» **Records for the task**:
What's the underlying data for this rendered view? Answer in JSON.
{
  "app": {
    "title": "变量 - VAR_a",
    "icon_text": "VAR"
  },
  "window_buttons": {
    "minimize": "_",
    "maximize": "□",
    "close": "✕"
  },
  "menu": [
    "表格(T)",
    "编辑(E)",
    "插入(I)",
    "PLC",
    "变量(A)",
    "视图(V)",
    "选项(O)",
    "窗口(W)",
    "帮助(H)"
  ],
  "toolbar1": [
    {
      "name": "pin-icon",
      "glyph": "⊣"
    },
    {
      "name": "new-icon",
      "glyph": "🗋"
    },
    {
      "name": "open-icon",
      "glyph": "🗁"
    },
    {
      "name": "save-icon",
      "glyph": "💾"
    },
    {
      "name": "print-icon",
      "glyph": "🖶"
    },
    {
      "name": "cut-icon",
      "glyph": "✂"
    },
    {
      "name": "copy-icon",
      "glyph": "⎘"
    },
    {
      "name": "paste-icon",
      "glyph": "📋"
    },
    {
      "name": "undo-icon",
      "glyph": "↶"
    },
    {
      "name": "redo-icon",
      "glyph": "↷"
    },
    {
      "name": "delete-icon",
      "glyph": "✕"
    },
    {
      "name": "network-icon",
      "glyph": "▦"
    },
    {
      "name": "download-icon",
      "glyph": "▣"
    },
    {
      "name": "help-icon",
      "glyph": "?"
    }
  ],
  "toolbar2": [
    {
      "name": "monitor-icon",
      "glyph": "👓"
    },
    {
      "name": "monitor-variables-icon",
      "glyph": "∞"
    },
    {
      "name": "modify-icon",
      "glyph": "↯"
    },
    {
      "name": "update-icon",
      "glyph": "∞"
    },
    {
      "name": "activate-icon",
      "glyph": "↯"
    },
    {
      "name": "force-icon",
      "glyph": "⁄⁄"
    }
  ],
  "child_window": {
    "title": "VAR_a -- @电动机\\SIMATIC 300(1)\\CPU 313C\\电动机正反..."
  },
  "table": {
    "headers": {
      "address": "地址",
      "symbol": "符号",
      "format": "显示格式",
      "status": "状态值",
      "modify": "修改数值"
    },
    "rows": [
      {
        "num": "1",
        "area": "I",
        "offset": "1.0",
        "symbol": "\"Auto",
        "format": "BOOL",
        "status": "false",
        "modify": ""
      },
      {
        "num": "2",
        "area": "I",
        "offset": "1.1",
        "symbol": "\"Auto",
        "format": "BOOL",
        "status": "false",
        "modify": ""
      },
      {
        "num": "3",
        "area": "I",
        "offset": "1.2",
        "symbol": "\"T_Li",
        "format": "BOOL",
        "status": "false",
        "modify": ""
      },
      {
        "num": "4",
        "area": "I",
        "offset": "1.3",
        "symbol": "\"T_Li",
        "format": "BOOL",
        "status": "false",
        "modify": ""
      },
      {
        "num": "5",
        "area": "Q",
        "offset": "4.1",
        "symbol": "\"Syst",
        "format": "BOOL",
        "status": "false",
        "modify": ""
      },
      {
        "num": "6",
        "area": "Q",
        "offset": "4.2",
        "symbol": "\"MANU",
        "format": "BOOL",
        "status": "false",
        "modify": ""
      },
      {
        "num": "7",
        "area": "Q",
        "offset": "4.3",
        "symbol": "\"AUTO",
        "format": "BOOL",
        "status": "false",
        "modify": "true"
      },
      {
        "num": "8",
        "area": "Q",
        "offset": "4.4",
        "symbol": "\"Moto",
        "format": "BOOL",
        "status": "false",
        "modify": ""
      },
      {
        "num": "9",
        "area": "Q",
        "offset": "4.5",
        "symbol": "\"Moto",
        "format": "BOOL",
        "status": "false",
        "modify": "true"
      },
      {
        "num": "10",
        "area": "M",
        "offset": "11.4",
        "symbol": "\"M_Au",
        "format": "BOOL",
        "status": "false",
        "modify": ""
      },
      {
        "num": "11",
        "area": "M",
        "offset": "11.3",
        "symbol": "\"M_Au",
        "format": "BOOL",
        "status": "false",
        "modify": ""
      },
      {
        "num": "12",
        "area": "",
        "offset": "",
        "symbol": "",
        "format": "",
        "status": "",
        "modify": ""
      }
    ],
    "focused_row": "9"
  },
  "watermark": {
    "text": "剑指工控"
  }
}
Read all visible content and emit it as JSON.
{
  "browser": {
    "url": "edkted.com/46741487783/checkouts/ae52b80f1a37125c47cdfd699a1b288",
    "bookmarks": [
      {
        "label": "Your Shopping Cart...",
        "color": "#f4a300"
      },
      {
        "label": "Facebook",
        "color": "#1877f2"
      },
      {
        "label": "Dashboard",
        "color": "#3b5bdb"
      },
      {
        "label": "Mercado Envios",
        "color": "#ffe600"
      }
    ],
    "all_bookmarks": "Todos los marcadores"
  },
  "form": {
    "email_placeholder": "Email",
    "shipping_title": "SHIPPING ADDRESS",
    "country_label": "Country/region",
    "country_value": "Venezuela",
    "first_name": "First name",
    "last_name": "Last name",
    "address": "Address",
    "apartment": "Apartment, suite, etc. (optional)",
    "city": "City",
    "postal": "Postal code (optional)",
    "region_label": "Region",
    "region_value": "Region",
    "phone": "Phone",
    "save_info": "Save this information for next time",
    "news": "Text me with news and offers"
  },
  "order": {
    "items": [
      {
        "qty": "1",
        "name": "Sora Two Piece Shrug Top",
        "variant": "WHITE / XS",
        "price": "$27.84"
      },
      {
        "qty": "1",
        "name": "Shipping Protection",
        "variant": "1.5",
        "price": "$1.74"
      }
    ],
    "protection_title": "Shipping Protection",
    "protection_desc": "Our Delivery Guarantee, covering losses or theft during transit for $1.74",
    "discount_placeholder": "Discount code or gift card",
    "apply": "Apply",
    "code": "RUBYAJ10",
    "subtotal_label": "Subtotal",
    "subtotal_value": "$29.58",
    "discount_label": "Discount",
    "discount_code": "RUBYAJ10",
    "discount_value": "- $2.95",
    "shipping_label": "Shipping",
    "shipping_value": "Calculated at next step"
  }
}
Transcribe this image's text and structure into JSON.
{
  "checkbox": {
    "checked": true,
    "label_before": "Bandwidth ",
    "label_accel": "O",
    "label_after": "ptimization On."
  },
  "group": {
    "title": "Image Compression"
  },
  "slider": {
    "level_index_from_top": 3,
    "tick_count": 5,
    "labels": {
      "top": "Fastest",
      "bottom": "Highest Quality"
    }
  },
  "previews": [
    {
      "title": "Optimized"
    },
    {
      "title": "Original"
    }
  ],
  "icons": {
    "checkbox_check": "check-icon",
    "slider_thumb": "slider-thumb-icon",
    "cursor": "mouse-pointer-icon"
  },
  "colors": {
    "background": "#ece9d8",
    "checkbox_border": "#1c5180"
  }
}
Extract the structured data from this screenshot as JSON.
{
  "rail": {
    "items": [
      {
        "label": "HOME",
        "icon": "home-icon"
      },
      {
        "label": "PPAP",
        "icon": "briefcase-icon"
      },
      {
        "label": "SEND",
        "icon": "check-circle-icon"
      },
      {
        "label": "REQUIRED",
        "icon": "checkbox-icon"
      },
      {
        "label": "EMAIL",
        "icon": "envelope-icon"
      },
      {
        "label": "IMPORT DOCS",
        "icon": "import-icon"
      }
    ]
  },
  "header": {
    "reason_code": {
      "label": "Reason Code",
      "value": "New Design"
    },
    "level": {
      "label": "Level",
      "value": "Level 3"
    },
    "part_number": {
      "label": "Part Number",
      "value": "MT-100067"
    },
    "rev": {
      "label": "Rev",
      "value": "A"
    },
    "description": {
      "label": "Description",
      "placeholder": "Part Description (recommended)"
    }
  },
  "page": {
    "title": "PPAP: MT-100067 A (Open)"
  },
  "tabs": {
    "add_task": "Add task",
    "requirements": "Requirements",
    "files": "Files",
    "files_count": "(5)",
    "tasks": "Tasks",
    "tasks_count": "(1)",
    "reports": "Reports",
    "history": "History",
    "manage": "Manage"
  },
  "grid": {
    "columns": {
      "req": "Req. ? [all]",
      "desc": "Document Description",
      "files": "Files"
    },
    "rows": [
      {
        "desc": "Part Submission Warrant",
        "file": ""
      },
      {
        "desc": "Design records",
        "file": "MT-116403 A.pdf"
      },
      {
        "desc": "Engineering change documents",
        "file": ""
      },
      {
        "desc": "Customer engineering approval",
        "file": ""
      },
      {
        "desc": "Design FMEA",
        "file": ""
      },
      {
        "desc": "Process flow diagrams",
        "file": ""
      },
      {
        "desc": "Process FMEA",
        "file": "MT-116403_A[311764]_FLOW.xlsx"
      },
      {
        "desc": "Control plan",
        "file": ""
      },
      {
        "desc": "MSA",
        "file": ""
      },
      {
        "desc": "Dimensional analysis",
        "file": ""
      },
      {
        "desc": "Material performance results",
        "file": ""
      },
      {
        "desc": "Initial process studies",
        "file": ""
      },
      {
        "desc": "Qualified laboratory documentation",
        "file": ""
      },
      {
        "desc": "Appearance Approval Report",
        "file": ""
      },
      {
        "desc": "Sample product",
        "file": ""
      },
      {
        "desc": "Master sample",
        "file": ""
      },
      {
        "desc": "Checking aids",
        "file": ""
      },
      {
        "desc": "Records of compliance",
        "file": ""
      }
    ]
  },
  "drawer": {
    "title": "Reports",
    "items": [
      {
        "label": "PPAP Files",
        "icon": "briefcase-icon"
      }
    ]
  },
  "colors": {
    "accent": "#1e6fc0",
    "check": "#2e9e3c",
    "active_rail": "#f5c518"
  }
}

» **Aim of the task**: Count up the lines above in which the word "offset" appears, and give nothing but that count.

» **Output for this task**: 12